Yes, you need to disable the Chrome experimental feature “Network Service”.
Go to “chrome://flags” in a new Chrome tab, then find and set to “Disabled” the “Enable network service” item.

This will temporarily fix the issue until Google roll-out a fix to Chrome.
Another option is to switch to using “Chrome Beta” but this could give you other issues.

chrome://flags  to disable the “enable network service” feature.

Power Notes Searcher Updated to v2.0

I’ve finally managed to update the Power Notes Searcher to v2.0, which now supports the new SAP ONE support portal.
This is my free Google Chrome Extension to make life easier if you have to wade through a lot of SAP notes on a regular basis.  This is my tried and trusted tool for 3 years now and it was time to provide an update.

Whilst the main features of Power Notes Searcher remain the same, a few notable features are:

– Highlighted note numbers can now be double clicked to open the note, even if it’s not an actual HTML link.
– Increased the history size to 150 notes.
–  Smaller code base due to the use of the Google code compiler for JavaScript.
– Note content searches now highlight the note numbers without needing to initiate the search through the Power Notes Searcher popup.
– Collapsable settings area, simplifies the screen layout and increases viewing area for the history table.

I’ve also installed some basics into the code to provide for a future “tag” feature to allow notes to be tagged and organised in the history table.

Power Notes Searcher Updated to v1.2

First off, a Happy New Year to you!

During the festivities, I’ve managed to squeeze in a little time to make a couple of modifications to the Power Notes Searcher.  My free Google Chrome Extension for searching for SAP notes and helping you organise the SAP notes you find.

The changes include 1 fix to the Google Font API link which was no longer working due to Google’s move to ensure that it’s infrastructure is accessed via HTTPS.
I’ve also included some enhancements to the list of hard SAP links to useful areas of the SAP support site, such as the Support Package Stack schedule and the SL Toolset (for SUM and SWPM).
I also adjusted the link to the SWDC so that it now uses the new site (instead of the old

As a bonus, I increased the number of note tabs that can be opened in one go, from 5 to 10.
This means that entering 10 SAP notes into the search box (or omni box), will open all of them.
Finally, I increased the number of allowed SAP notes in the history, from 50 to 100.
I found that on a regular project for 1 system installation, I was regularly exceeding the 50 note limit.
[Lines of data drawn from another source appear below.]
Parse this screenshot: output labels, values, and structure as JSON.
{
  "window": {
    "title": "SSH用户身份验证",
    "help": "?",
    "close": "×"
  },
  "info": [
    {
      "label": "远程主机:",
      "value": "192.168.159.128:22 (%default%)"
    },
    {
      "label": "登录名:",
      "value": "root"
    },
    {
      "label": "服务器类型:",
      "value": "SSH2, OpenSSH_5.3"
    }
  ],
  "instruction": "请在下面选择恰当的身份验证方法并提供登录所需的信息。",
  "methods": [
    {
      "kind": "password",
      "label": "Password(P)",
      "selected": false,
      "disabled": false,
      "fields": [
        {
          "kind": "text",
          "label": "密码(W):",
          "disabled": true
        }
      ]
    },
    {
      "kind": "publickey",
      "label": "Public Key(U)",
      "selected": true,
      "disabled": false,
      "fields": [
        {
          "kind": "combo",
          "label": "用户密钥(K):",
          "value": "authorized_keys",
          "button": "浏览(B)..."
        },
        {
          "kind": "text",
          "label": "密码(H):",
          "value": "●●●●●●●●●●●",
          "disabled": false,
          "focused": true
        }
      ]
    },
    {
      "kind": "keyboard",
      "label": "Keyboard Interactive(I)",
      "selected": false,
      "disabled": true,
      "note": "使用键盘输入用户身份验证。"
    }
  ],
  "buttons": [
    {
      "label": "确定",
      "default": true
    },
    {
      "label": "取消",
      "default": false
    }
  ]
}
With regards to up & coming features, well I originally meant to include the ability to tag notes listed in the history.  This would provide a way of saving favourite notes, plus saving specific notes as a project set or collection.
The initial core code for storing tags against notes is already built in, I just need to spend some time around the peripheral code creating the interface etc.  Let’s hope I can get this done in the next few months.

In case you’ve not installed the extension, you can see the details here on the Google Chrome Extensions Web Store (or from the link on my initial blog post here).